I'm thankful also for the granddaughter running to keep up with grampa, a sweet and creative girl who loves sparkly things and flowers and books and bikes and unicorns. I'm thankful for her two-year-old brother, who keeps bringing me books to read and then, when he gets tired of carrying them up and down the steps, sits and listens to fresh stories we make up ourselves, about adventures with dinosaurs in a big squishy swamp. I'm thankful for how much he loves his sisters, loves to help his daddy, loves to blow raspberries with Grampa and baby sister in the back seat of the car.

And I'm thankful for that baby sister, the eight-month-old whose smiles light up the room even when she's under the weather, who squeals with delight at Peek-a-Boo and tries with all her might to say "Mmmma-mmma-mmmma."  And of course I'm thankful for her mama too, who brings delight into the world with her singing and serving and constant energy, whether she's making curtains or custard pies or family celebrations. 
 
I'm thankful for a son-in-law who knows how to install a new tub, train engineers on new software, or kiss a boo-boo to make it better, and for a son willing to feed the wood-burner while I'm gone, a guy who keeps me fully supplied with silly puns. I'm thankful that my dad is holding steady since my mother's death and finding new ways to be helpful with his church family. I'm thankful for a family that pulls together in difficult times, for a terrific dog who walked beside me for ten blessed years, for friends who know what to say when the pain is beyond words.

For colleagues and students who keep me focused and make me think and smile and laugh I am forever thankful. For a ruby-red car and a water bottle to match, warm scarves and space heaters, dark chocolate and spiced chai and cranberry chutney; for podcasts that enliven long drives and poetry that reaches deeper into my soul with each passing year; for many more wish lists to consult as the family expands and for a good excuse to buy a bunch of kazoos--for all this and more I am thankful.
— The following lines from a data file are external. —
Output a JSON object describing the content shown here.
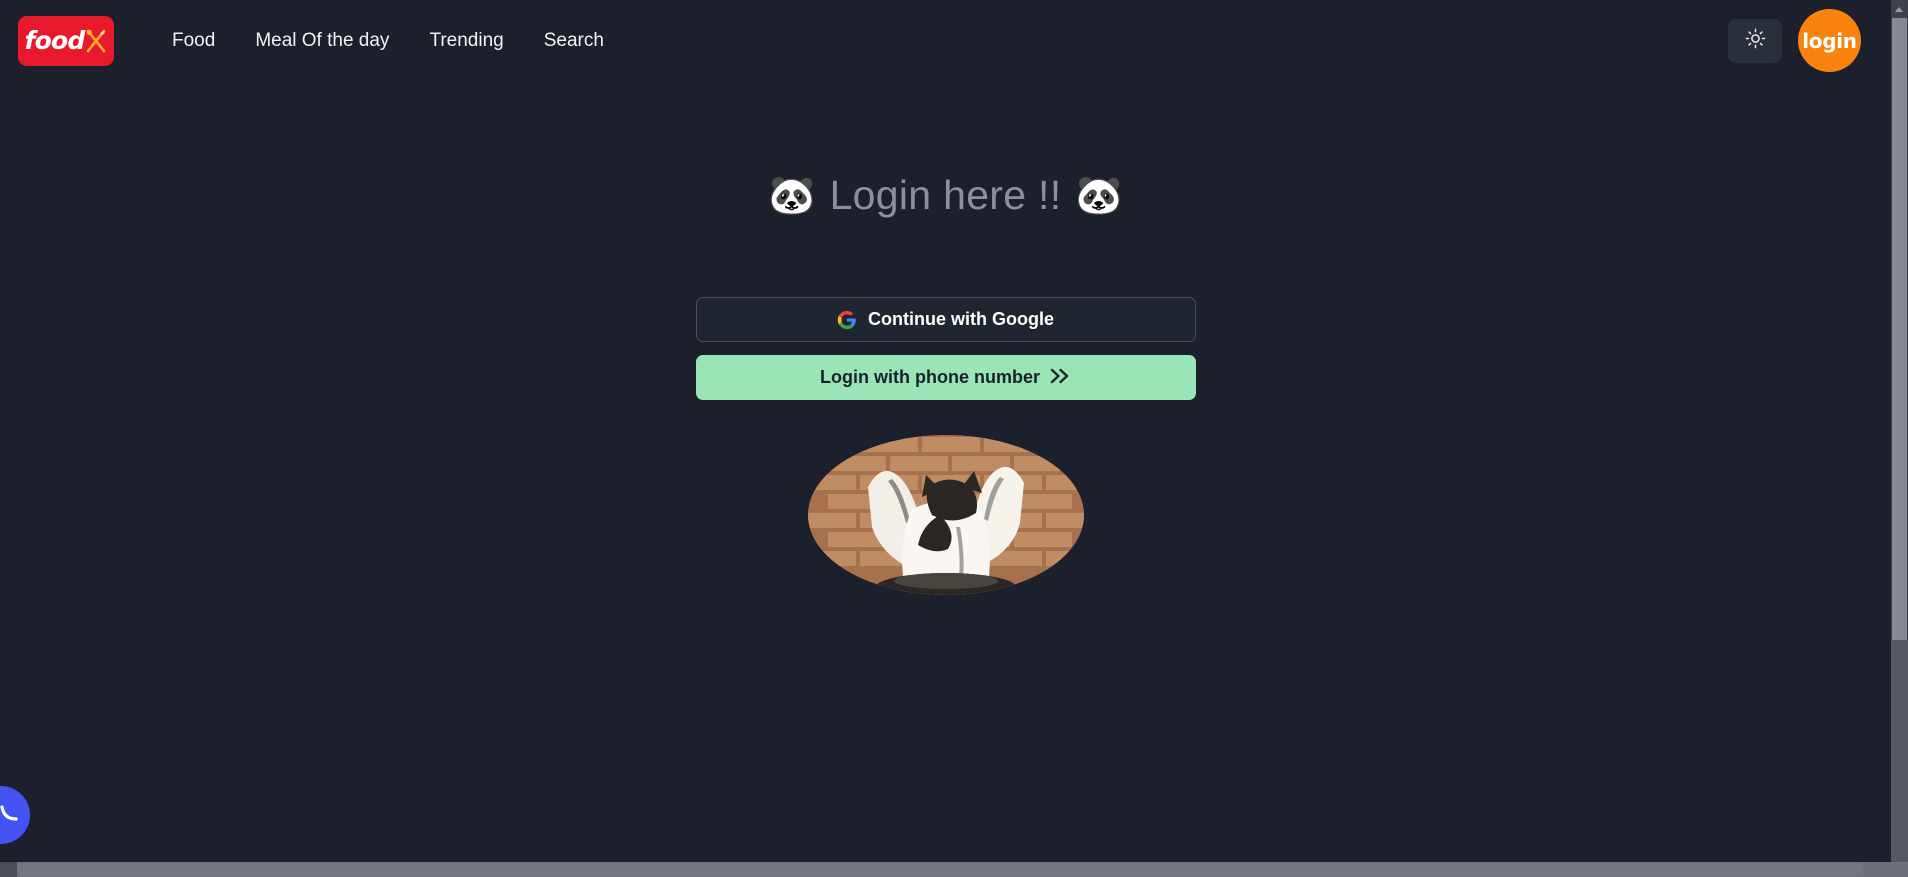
{
  "page": {
    "background_color": "#1b202c",
    "accent_green": "#9ae5b5",
    "accent_orange": "#f8840f",
    "brand_red": "#e8192c"
  },
  "navbar": {
    "logo": {
      "word": "food",
      "mark": "x-fork-spoon",
      "background_color": "#e8192c"
    },
    "links": [
      {
        "label": "Food",
        "name": "nav-link-food"
      },
      {
        "label": "Meal Of the day",
        "name": "nav-link-meal-of-the-day"
      },
      {
        "label": "Trending",
        "name": "nav-link-trending"
      },
      {
        "label": "Search",
        "name": "nav-link-search"
      }
    ],
    "theme_toggle": {
      "icon": "sun-icon",
      "label": "Toggle light mode"
    },
    "login_button": {
      "label": "login",
      "color": "#f8840f"
    }
  },
  "main": {
    "title": {
      "left_emoji": "🐼",
      "text": "Login here !!",
      "right_emoji": "🐼",
      "color": "#8b9099"
    },
    "google_button": {
      "label": "Continue with Google",
      "icon": "google-g-icon"
    },
    "phone_button": {
      "label": "Login with phone number",
      "icon": "double-chevron-right-icon",
      "background_color": "#9ae5b5"
    },
    "cat_image": {
      "alt": "cat raising arms in front of brick wall"
    }
  },
  "chat_widget": {
    "icon": "smile-chat-icon",
    "color": "#4353f4"
  },
  "scrollbars": {
    "vertical_visible": "true",
    "horizontal_visible": "true"
  }
}
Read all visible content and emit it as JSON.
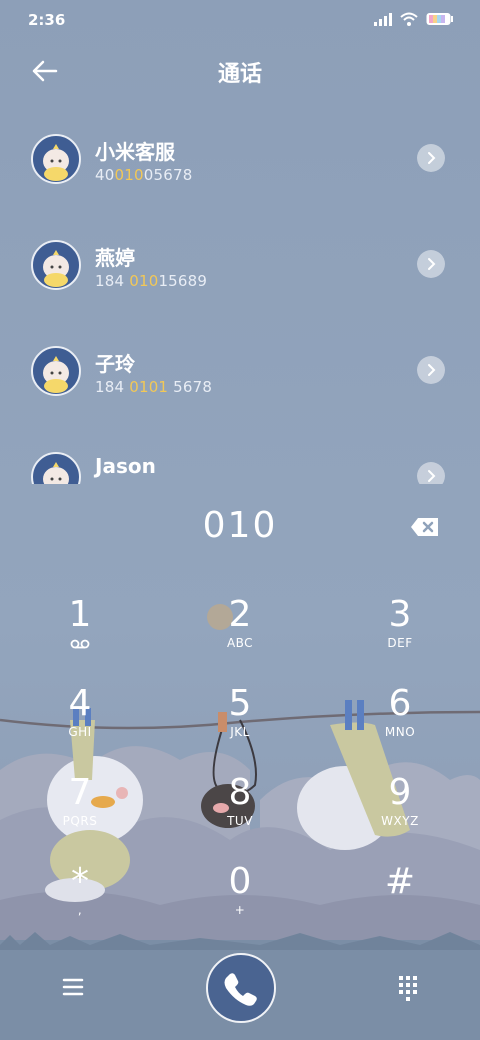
{
  "status_bar": {
    "time": "2:36",
    "icons": [
      "signal-icon",
      "wifi-icon",
      "battery-icon"
    ]
  },
  "header": {
    "title": "通话",
    "back_icon": "back-arrow-icon"
  },
  "matches": [
    {
      "name": "小米客服",
      "number_prefix": "40",
      "number_match": "010",
      "number_suffix": "05678"
    },
    {
      "name": "燕婷",
      "number_prefix": "184 ",
      "number_match": "010",
      "number_suffix": "15689"
    },
    {
      "name": "子玲",
      "number_prefix": "184 ",
      "number_match": "0101",
      "number_suffix": " 5678"
    },
    {
      "name": "Jason",
      "number_prefix": "",
      "number_match": "",
      "number_suffix": ""
    }
  ],
  "dialer": {
    "input": "010",
    "delete_icon": "backspace-icon"
  },
  "keypad": [
    {
      "digit": "1",
      "letters": ""
    },
    {
      "digit": "2",
      "letters": "ABC"
    },
    {
      "digit": "3",
      "letters": "DEF"
    },
    {
      "digit": "4",
      "letters": "GHI"
    },
    {
      "digit": "5",
      "letters": "JKL"
    },
    {
      "digit": "6",
      "letters": "MNO"
    },
    {
      "digit": "7",
      "letters": "PQRS"
    },
    {
      "digit": "8",
      "letters": "TUV"
    },
    {
      "digit": "9",
      "letters": "WXYZ"
    },
    {
      "digit": "*",
      "letters": ","
    },
    {
      "digit": "0",
      "letters": "+"
    },
    {
      "digit": "#",
      "letters": ""
    }
  ],
  "bottom_bar": {
    "menu_icon": "menu-icon",
    "call_icon": "phone-icon",
    "keypad_icon": "dialpad-icon"
  },
  "colors": {
    "background": "#8fa2ba",
    "highlight": "#f2c857",
    "call_button": "#4a6491"
  }
}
And for that clown on the unicycle, puffing away in the early-morning chill, laughing with his granddaughter as they move forward into the future--it's nothing I ever asked for, but it's exactly what I need, and for that I am thankful.